Only the text of the records, copied exactly, is wanted; no pictures.

Data provided –

————————

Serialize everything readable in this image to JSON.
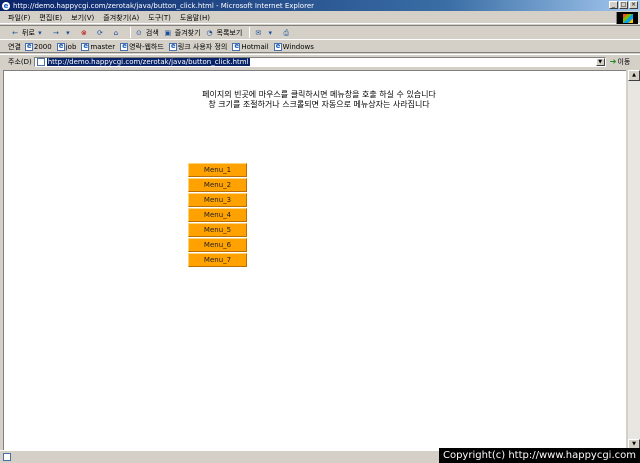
{
  "window": {
    "title": "http://demo.happycgi.com/zerotak/java/button_click.html - Microsoft Internet Explorer",
    "buttons": [
      "_",
      "□",
      "×"
    ]
  },
  "menubar": [
    "파일(F)",
    "편집(E)",
    "보기(V)",
    "즐겨찾기(A)",
    "도구(T)",
    "도움말(H)"
  ],
  "toolbar": {
    "back": "뒤로",
    "forward": "→",
    "search": "검색",
    "favorites": "즐겨찾기",
    "history": "목록보기"
  },
  "links": {
    "label": "연결",
    "items": [
      "2000",
      "job",
      "master",
      "영락-웹하드",
      "링크 사용자 정의",
      "Hotmail",
      "Windows"
    ]
  },
  "address": {
    "label": "주소(D)",
    "url": "http://demo.happycgi.com/zerotak/java/button_click.html",
    "go": "이동"
  },
  "page": {
    "line1": "페이지의 빈곳에 마우스를 클릭하시면 메뉴창을 호출 하실 수 있습니다",
    "line2": "창 크기를 조절하거나 스크롤되면 자동으로 메뉴상자는 사라집니다",
    "menu": [
      "Menu_1",
      "Menu_2",
      "Menu_3",
      "Menu_4",
      "Menu_5",
      "Menu_6",
      "Menu_7"
    ]
  },
  "copyright": "Copyright(c) http://www.happycgi.com",
  "colors": {
    "menu_bg": "#ffa200",
    "title_bg": "#0a246a",
    "selection": "#0a246a"
  }
}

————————

Result –
Serialize everything readable in this image to JSON.
{
  "window": {
    "title": "http://demo.happycgi.com/zerotak/java/button_click.html - Microsoft Internet Explorer",
    "buttons": [
      "_",
      "□",
      "×"
    ]
  },
  "menubar": [
    "파일(F)",
    "편집(E)",
    "보기(V)",
    "즐겨찾기(A)",
    "도구(T)",
    "도움말(H)"
  ],
  "toolbar": {
    "back": "뒤로",
    "forward": "→",
    "search": "검색",
    "favorites": "즐겨찾기",
    "history": "목록보기"
  },
  "links": {
    "label": "연결",
    "items": [
      "2000",
      "job",
      "master",
      "영락-웹하드",
      "링크 사용자 정의",
      "Hotmail",
      "Windows"
    ]
  },
  "address": {
    "label": "주소(D)",
    "url": "http://demo.happycgi.com/zerotak/java/button_click.html",
    "go": "이동"
  },
  "page": {
    "line1": "페이지의 빈곳에 마우스를 클릭하시면 메뉴창을 호출 하실 수 있습니다",
    "line2": "창 크기를 조절하거나 스크롤되면 자동으로 메뉴상자는 사라집니다",
    "menu": [
      "Menu_1",
      "Menu_2",
      "Menu_3",
      "Menu_4",
      "Menu_5",
      "Menu_6",
      "Menu_7"
    ]
  },
  "copyright": "Copyright(c) http://www.happycgi.com",
  "colors": {
    "menu_bg": "#ffa200",
    "title_bg": "#0a246a",
    "selection": "#0a246a"
  }
}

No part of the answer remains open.